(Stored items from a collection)
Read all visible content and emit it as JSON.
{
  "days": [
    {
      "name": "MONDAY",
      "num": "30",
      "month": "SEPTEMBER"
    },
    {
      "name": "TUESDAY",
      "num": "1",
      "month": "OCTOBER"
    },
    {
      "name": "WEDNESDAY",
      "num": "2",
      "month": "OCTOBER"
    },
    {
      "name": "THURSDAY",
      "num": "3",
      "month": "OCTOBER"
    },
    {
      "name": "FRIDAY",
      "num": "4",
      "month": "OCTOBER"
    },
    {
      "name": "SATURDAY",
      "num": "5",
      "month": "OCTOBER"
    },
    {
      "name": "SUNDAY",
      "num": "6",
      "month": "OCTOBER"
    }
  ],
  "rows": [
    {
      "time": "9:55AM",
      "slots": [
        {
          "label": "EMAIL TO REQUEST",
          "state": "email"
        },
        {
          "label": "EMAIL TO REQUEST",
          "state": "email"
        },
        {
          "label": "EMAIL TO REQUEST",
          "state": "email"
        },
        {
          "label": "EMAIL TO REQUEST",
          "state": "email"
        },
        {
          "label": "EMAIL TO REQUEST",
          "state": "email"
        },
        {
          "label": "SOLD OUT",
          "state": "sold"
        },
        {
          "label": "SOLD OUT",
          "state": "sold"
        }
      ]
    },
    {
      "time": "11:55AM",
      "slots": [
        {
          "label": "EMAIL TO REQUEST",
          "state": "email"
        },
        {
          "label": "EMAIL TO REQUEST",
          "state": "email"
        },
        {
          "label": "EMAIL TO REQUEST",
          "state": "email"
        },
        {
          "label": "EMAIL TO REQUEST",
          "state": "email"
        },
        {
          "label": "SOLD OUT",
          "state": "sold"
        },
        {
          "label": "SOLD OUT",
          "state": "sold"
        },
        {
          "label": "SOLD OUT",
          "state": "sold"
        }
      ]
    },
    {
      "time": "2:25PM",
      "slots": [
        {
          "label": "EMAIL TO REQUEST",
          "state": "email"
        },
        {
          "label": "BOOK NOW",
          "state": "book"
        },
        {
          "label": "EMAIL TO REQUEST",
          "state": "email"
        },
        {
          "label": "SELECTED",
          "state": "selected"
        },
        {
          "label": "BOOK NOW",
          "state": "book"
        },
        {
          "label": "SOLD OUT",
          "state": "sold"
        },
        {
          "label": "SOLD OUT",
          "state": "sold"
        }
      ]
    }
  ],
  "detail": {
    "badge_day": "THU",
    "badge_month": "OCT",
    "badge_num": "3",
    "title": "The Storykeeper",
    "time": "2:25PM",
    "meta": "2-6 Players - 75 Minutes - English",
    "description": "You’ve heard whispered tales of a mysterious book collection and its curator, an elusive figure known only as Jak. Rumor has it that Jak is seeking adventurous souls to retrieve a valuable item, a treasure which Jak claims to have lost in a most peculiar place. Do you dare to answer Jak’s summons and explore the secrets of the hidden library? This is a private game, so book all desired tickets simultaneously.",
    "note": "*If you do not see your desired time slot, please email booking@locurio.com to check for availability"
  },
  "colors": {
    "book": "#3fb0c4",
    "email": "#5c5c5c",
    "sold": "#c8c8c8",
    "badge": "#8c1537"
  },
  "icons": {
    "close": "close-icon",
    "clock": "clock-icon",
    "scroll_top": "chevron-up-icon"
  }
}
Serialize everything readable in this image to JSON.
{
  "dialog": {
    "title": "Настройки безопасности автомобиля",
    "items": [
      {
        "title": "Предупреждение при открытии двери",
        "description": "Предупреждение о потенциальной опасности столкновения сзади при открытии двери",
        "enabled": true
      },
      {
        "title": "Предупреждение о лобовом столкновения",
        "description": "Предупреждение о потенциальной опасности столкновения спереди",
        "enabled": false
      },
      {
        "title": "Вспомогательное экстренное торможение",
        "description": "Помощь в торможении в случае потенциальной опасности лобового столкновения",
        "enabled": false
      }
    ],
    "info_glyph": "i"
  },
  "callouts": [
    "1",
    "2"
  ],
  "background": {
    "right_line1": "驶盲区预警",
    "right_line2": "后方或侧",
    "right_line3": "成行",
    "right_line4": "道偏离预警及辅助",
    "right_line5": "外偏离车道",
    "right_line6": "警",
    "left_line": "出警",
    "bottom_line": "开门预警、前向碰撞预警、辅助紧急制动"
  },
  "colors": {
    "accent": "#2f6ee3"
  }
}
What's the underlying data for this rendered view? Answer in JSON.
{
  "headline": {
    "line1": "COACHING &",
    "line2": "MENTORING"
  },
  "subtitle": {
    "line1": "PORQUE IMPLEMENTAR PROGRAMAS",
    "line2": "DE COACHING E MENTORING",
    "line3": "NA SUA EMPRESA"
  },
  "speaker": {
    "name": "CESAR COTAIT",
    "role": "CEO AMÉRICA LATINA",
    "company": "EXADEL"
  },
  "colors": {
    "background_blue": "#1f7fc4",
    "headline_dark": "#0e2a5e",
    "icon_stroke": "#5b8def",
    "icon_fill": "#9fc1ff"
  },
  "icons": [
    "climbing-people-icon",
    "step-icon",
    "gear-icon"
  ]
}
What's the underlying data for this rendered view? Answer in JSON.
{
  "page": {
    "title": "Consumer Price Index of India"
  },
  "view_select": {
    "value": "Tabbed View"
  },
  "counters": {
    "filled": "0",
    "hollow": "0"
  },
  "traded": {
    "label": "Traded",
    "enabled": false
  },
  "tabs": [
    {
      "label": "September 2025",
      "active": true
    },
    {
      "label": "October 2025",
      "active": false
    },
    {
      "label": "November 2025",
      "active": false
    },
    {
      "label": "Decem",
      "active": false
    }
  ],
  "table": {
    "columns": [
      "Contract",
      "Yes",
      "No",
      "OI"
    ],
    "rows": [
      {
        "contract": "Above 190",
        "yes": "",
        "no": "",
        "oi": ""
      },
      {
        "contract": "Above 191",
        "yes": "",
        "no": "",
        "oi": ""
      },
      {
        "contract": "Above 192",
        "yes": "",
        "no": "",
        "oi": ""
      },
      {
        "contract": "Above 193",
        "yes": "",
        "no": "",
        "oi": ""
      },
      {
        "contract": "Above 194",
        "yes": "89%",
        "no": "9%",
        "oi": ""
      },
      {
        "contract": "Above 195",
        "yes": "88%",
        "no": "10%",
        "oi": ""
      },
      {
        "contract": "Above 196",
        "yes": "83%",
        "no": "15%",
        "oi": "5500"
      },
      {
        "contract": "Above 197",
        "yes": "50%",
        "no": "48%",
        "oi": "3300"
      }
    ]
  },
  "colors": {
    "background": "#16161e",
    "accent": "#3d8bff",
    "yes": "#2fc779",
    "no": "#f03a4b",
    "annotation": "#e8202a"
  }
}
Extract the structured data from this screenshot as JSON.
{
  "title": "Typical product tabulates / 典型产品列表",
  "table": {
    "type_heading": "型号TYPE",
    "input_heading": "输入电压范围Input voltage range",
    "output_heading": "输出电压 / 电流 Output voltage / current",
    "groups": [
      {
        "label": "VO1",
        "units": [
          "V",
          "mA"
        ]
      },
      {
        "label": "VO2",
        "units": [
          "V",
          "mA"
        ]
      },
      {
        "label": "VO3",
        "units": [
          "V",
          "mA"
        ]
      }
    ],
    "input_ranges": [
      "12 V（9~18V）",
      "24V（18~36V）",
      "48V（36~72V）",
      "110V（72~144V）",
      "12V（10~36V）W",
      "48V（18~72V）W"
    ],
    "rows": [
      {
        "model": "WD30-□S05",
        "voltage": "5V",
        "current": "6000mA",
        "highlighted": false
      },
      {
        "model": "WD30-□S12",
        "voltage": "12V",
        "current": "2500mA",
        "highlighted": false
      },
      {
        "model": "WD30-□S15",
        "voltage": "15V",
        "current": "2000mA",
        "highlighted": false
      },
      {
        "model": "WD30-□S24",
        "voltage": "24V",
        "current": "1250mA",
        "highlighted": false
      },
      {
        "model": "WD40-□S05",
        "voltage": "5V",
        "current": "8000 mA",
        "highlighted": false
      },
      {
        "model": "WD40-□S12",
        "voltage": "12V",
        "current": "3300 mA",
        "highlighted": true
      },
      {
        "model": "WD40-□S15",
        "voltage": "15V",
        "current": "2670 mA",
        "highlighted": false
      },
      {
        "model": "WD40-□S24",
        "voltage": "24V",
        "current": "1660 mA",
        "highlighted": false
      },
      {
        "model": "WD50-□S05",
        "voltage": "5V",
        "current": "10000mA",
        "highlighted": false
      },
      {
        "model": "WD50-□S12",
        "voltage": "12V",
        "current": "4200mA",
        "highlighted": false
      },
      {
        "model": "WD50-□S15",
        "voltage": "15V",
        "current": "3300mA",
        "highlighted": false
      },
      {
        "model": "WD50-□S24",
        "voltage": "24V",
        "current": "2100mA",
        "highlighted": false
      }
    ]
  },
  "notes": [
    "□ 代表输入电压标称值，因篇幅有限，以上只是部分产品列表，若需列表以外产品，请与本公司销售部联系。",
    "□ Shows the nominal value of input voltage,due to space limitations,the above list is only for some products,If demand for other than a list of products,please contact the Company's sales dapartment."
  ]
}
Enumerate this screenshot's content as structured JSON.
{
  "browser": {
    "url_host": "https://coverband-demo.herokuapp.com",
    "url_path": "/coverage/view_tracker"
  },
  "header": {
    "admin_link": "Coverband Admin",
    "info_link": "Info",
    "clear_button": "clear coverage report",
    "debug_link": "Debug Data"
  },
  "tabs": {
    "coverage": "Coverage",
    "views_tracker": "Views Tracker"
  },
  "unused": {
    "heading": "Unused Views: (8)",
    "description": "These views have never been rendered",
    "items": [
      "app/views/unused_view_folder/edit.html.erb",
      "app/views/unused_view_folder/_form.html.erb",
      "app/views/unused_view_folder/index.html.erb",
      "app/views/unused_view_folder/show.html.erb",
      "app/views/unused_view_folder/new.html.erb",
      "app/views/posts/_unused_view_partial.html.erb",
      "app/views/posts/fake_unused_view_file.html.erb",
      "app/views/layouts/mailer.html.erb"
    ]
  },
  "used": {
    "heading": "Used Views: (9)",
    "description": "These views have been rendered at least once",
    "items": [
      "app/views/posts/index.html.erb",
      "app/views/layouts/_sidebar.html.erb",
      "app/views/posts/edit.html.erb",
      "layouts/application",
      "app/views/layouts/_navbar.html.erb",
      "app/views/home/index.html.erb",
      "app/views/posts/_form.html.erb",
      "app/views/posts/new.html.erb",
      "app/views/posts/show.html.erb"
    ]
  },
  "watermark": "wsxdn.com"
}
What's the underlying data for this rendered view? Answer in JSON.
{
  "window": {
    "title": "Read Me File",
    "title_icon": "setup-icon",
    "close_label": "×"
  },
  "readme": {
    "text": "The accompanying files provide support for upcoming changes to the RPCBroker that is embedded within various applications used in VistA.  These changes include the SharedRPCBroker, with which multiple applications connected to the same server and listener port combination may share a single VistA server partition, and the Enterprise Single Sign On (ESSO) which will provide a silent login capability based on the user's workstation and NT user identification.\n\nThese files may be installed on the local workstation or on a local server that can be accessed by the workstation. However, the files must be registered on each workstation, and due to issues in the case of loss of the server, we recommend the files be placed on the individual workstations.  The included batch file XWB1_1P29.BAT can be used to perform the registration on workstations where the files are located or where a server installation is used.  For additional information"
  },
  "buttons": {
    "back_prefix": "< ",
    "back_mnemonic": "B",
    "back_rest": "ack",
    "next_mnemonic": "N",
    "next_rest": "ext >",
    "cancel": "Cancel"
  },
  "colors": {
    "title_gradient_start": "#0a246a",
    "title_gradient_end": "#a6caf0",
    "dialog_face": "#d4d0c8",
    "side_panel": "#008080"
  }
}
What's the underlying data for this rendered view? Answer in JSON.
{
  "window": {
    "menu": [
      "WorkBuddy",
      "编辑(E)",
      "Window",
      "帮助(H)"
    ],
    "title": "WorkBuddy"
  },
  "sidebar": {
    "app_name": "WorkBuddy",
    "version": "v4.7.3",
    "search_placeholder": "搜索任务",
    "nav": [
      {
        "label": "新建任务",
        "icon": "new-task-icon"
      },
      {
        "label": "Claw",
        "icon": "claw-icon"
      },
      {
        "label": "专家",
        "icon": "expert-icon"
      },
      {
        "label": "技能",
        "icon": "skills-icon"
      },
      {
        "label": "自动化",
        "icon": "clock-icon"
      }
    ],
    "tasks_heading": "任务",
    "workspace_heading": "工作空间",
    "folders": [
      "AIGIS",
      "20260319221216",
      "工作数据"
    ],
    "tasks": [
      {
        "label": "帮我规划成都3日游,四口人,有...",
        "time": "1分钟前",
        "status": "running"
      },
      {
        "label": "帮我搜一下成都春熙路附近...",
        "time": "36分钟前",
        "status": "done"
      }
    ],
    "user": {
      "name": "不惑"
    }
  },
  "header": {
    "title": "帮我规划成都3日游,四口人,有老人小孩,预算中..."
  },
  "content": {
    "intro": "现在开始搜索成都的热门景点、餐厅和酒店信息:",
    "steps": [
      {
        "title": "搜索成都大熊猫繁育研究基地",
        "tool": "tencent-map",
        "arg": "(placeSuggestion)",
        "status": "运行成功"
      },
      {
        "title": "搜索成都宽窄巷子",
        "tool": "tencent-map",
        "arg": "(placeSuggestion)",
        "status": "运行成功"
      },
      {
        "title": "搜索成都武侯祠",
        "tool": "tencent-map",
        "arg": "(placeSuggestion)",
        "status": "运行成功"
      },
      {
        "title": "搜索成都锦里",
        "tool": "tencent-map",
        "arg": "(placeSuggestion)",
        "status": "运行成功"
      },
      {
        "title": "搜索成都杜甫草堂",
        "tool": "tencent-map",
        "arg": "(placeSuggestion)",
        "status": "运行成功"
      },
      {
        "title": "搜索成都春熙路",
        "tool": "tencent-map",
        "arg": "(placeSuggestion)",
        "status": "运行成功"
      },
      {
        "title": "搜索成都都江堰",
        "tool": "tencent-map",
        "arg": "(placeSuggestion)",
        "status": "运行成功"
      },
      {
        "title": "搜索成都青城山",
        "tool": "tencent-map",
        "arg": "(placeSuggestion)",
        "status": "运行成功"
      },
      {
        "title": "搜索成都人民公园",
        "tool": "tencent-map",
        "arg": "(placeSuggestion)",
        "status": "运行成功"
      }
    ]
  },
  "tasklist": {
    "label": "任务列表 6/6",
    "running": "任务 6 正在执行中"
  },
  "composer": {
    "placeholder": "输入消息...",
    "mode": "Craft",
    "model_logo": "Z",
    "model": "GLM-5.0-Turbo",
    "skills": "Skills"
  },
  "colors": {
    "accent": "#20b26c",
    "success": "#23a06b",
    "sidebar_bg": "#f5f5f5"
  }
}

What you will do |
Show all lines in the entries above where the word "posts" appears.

Result |
      "app/views/posts/_unused_view_partial.html.erb",
      "app/views/posts/fake_unused_view_file.html.erb",
      "app/views/posts/index.html.erb",
      "app/views/posts/edit.html.erb",
      "app/views/posts/_form.html.erb",
      "app/views/posts/new.html.erb",
      "app/views/posts/show.html.erb"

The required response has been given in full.